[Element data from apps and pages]
BEGIN

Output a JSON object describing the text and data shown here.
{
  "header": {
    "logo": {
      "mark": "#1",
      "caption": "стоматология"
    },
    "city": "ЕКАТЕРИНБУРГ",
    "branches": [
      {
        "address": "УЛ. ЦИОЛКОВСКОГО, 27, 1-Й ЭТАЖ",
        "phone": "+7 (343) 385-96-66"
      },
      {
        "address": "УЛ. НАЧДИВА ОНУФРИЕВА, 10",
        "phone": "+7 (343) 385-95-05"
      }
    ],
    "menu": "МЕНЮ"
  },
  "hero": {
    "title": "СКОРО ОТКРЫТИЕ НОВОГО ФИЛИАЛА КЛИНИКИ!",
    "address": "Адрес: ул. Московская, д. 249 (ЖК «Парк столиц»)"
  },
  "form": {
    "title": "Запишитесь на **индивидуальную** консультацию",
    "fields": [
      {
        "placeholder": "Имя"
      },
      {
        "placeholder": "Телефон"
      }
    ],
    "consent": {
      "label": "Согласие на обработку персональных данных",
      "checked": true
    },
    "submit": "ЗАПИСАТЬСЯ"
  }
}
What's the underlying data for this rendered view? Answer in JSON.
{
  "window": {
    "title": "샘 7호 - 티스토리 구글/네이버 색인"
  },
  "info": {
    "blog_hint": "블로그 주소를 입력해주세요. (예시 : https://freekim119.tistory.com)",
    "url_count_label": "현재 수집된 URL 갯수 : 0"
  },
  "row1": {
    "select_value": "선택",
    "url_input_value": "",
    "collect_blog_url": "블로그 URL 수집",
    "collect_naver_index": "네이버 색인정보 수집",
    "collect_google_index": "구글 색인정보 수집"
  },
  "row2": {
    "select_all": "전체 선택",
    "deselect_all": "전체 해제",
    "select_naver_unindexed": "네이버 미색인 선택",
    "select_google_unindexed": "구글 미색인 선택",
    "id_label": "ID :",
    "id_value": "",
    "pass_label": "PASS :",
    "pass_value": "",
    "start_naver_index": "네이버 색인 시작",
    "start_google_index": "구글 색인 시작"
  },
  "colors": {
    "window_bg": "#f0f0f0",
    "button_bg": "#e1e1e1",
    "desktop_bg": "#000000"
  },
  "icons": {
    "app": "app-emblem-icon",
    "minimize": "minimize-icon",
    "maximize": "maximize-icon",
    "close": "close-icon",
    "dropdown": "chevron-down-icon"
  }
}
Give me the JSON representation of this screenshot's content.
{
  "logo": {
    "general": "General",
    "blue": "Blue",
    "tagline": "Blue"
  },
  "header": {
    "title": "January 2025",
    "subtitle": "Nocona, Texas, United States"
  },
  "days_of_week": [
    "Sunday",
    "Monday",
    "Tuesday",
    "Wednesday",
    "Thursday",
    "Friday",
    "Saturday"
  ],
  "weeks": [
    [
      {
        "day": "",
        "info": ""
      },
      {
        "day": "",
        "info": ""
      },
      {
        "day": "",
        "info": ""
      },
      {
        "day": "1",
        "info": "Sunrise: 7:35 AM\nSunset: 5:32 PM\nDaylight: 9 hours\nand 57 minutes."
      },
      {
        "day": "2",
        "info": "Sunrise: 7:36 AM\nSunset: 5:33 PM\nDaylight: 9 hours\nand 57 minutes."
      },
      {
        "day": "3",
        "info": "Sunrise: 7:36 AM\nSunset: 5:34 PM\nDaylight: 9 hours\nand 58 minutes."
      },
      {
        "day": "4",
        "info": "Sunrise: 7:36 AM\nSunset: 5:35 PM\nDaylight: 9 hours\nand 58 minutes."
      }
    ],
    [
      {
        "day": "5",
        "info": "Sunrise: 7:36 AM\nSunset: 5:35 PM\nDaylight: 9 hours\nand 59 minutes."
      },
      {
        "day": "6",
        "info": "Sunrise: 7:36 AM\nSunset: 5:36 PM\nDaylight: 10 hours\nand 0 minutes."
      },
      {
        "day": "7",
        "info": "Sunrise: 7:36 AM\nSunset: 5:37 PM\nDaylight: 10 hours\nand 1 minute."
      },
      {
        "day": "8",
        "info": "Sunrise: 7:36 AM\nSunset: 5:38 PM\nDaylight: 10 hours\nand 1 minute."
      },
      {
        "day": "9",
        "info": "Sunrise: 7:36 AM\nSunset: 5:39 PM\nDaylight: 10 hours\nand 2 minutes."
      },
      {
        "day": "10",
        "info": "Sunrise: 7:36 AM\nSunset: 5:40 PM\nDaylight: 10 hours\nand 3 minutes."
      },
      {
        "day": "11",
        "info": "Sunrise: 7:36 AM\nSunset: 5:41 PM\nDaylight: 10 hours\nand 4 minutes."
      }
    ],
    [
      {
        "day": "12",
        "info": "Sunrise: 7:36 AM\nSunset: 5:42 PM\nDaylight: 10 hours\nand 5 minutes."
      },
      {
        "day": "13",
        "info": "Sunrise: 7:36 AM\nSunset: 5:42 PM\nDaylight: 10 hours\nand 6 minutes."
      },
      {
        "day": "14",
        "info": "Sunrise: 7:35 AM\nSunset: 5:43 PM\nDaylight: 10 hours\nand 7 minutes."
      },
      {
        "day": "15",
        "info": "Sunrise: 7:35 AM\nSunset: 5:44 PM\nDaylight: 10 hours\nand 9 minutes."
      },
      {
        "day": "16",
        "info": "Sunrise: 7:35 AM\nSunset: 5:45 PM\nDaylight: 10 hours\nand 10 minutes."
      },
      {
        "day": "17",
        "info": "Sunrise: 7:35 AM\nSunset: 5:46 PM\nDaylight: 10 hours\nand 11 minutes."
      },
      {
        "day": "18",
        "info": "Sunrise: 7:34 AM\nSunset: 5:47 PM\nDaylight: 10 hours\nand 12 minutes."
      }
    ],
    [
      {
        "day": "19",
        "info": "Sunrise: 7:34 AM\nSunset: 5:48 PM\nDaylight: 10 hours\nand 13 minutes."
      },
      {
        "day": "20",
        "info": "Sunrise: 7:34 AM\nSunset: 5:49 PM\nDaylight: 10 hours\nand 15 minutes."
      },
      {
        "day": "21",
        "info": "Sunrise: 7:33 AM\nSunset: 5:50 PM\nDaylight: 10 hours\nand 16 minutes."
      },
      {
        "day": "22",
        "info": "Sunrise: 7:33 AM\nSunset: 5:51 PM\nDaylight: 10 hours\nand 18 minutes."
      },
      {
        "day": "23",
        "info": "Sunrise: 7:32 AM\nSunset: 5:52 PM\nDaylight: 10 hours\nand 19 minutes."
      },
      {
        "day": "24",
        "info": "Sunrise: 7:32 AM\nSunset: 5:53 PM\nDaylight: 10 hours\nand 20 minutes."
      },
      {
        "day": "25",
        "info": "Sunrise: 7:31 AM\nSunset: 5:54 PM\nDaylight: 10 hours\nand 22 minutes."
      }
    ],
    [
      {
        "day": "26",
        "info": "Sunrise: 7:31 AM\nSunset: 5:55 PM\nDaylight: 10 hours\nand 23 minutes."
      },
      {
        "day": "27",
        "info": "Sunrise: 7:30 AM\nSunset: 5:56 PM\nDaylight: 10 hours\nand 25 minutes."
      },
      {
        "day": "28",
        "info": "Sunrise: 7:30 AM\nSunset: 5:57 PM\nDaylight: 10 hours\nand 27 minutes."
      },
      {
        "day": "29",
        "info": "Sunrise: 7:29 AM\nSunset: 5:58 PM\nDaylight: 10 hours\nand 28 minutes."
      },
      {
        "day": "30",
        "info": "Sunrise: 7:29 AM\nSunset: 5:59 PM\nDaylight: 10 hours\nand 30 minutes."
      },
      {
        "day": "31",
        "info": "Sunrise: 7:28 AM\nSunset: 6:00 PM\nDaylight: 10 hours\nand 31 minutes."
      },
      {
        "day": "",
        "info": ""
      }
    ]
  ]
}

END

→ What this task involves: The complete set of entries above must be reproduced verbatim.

→ The answer:
Output a JSON object describing the text and data shown here.
{
  "header": {
    "logo": {
      "mark": "#1",
      "caption": "стоматология"
    },
    "city": "ЕКАТЕРИНБУРГ",
    "branches": [
      {
        "address": "УЛ. ЦИОЛКОВСКОГО, 27, 1-Й ЭТАЖ",
        "phone": "+7 (343) 385-96-66"
      },
      {
        "address": "УЛ. НАЧДИВА ОНУФРИЕВА, 10",
        "phone": "+7 (343) 385-95-05"
      }
    ],
    "menu": "МЕНЮ"
  },
  "hero": {
    "title": "СКОРО ОТКРЫТИЕ НОВОГО ФИЛИАЛА КЛИНИКИ!",
    "address": "Адрес: ул. Московская, д. 249 (ЖК «Парк столиц»)"
  },
  "form": {
    "title": "Запишитесь на **индивидуальную** консультацию",
    "fields": [
      {
        "placeholder": "Имя"
      },
      {
        "placeholder": "Телефон"
      }
    ],
    "consent": {
      "label": "Согласие на обработку персональных данных",
      "checked": true
    },
    "submit": "ЗАПИСАТЬСЯ"
  }
}
What's the underlying data for this rendered view? Answer in JSON.
{
  "window": {
    "title": "샘 7호 - 티스토리 구글/네이버 색인"
  },
  "info": {
    "blog_hint": "블로그 주소를 입력해주세요. (예시 : https://freekim119.tistory.com)",
    "url_count_label": "현재 수집된 URL 갯수 : 0"
  },
  "row1": {
    "select_value": "선택",
    "url_input_value": "",
    "collect_blog_url": "블로그 URL 수집",
    "collect_naver_index": "네이버 색인정보 수집",
    "collect_google_index": "구글 색인정보 수집"
  },
  "row2": {
    "select_all": "전체 선택",
    "deselect_all": "전체 해제",
    "select_naver_unindexed": "네이버 미색인 선택",
    "select_google_unindexed": "구글 미색인 선택",
    "id_label": "ID :",
    "id_value": "",
    "pass_label": "PASS :",
    "pass_value": "",
    "start_naver_index": "네이버 색인 시작",
    "start_google_index": "구글 색인 시작"
  },
  "colors": {
    "window_bg": "#f0f0f0",
    "button_bg": "#e1e1e1",
    "desktop_bg": "#000000"
  },
  "icons": {
    "app": "app-emblem-icon",
    "minimize": "minimize-icon",
    "maximize": "maximize-icon",
    "close": "close-icon",
    "dropdown": "chevron-down-icon"
  }
}
Give me the JSON representation of this screenshot's content.
{
  "logo": {
    "general": "General",
    "blue": "Blue",
    "tagline": "Blue"
  },
  "header": {
    "title": "January 2025",
    "subtitle": "Nocona, Texas, United States"
  },
  "days_of_week": [
    "Sunday",
    "Monday",
    "Tuesday",
    "Wednesday",
    "Thursday",
    "Friday",
    "Saturday"
  ],
  "weeks": [
    [
      {
        "day": "",
        "info": ""
      },
      {
        "day": "",
        "info": ""
      },
      {
        "day": "",
        "info": ""
      },
      {
        "day": "1",
        "info": "Sunrise: 7:35 AM\nSunset: 5:32 PM\nDaylight: 9 hours\nand 57 minutes."
      },
      {
        "day": "2",
        "info": "Sunrise: 7:36 AM\nSunset: 5:33 PM\nDaylight: 9 hours\nand 57 minutes."
      },
      {
        "day": "3",
        "info": "Sunrise: 7:36 AM\nSunset: 5:34 PM\nDaylight: 9 hours\nand 58 minutes."
      },
      {
        "day": "4",
        "info": "Sunrise: 7:36 AM\nSunset: 5:35 PM\nDaylight: 9 hours\nand 58 minutes."
      }
    ],
    [
      {
        "day": "5",
        "info": "Sunrise: 7:36 AM\nSunset: 5:35 PM\nDaylight: 9 hours\nand 59 minutes."
      },
      {
        "day": "6",
        "info": "Sunrise: 7:36 AM\nSunset: 5:36 PM\nDaylight: 10 hours\nand 0 minutes."
      },
      {
        "day": "7",
        "info": "Sunrise: 7:36 AM\nSunset: 5:37 PM\nDaylight: 10 hours\nand 1 minute."
      },
      {
        "day": "8",
        "info": "Sunrise: 7:36 AM\nSunset: 5:38 PM\nDaylight: 10 hours\nand 1 minute."
      },
      {
        "day": "9",
        "info": "Sunrise: 7:36 AM\nSunset: 5:39 PM\nDaylight: 10 hours\nand 2 minutes."
      },
      {
        "day": "10",
        "info": "Sunrise: 7:36 AM\nSunset: 5:40 PM\nDaylight: 10 hours\nand 3 minutes."
      },
      {
        "day": "11",
        "info": "Sunrise: 7:36 AM\nSunset: 5:41 PM\nDaylight: 10 hours\nand 4 minutes."
      }
    ],
    [
      {
        "day": "12",
        "info": "Sunrise: 7:36 AM\nSunset: 5:42 PM\nDaylight: 10 hours\nand 5 minutes."
      },
      {
        "day": "13",
        "info": "Sunrise: 7:36 AM\nSunset: 5:42 PM\nDaylight: 10 hours\nand 6 minutes."
      },
      {
        "day": "14",
        "info": "Sunrise: 7:35 AM\nSunset: 5:43 PM\nDaylight: 10 hours\nand 7 minutes."
      },
      {
        "day": "15",
        "info": "Sunrise: 7:35 AM\nSunset: 5:44 PM\nDaylight: 10 hours\nand 9 minutes."
      },
      {
        "day": "16",
        "info": "Sunrise: 7:35 AM\nSunset: 5:45 PM\nDaylight: 10 hours\nand 10 minutes."
      },
      {
        "day": "17",
        "info": "Sunrise: 7:35 AM\nSunset: 5:46 PM\nDaylight: 10 hours\nand 11 minutes."
      },
      {
        "day": "18",
        "info": "Sunrise: 7:34 AM\nSunset: 5:47 PM\nDaylight: 10 hours\nand 12 minutes."
      }
    ],
    [
      {
        "day": "19",
        "info": "Sunrise: 7:34 AM\nSunset: 5:48 PM\nDaylight: 10 hours\nand 13 minutes."
      },
      {
        "day": "20",
        "info": "Sunrise: 7:34 AM\nSunset: 5:49 PM\nDaylight: 10 hours\nand 15 minutes."
      },
      {
        "day": "21",
        "info": "Sunrise: 7:33 AM\nSunset: 5:50 PM\nDaylight: 10 hours\nand 16 minutes."
      },
      {
        "day": "22",
        "info": "Sunrise: 7:33 AM\nSunset: 5:51 PM\nDaylight: 10 hours\nand 18 minutes."
      },
      {
        "day": "23",
        "info": "Sunrise: 7:32 AM\nSunset: 5:52 PM\nDaylight: 10 hours\nand 19 minutes."
      },
      {
        "day": "24",
        "info": "Sunrise: 7:32 AM\nSunset: 5:53 PM\nDaylight: 10 hours\nand 20 minutes."
      },
      {
        "day": "25",
        "info": "Sunrise: 7:31 AM\nSunset: 5:54 PM\nDaylight: 10 hours\nand 22 minutes."
      }
    ],
    [
      {
        "day": "26",
        "info": "Sunrise: 7:31 AM\nSunset: 5:55 PM\nDaylight: 10 hours\nand 23 minutes."
      },
      {
        "day": "27",
        "info": "Sunrise: 7:30 AM\nSunset: 5:56 PM\nDaylight: 10 hours\nand 25 minutes."
      },
      {
        "day": "28",
        "info": "Sunrise: 7:30 AM\nSunset: 5:57 PM\nDaylight: 10 hours\nand 27 minutes."
      },
      {
        "day": "29",
        "info": "Sunrise: 7:29 AM\nSunset: 5:58 PM\nDaylight: 10 hours\nand 28 minutes."
      },
      {
        "day": "30",
        "info": "Sunrise: 7:29 AM\nSunset: 5:59 PM\nDaylight: 10 hours\nand 30 minutes."
      },
      {
        "day": "31",
        "info": "Sunrise: 7:28 AM\nSunset: 6:00 PM\nDaylight: 10 hours\nand 31 minutes."
      },
      {
        "day": "",
        "info": ""
      }
    ]
  ]
}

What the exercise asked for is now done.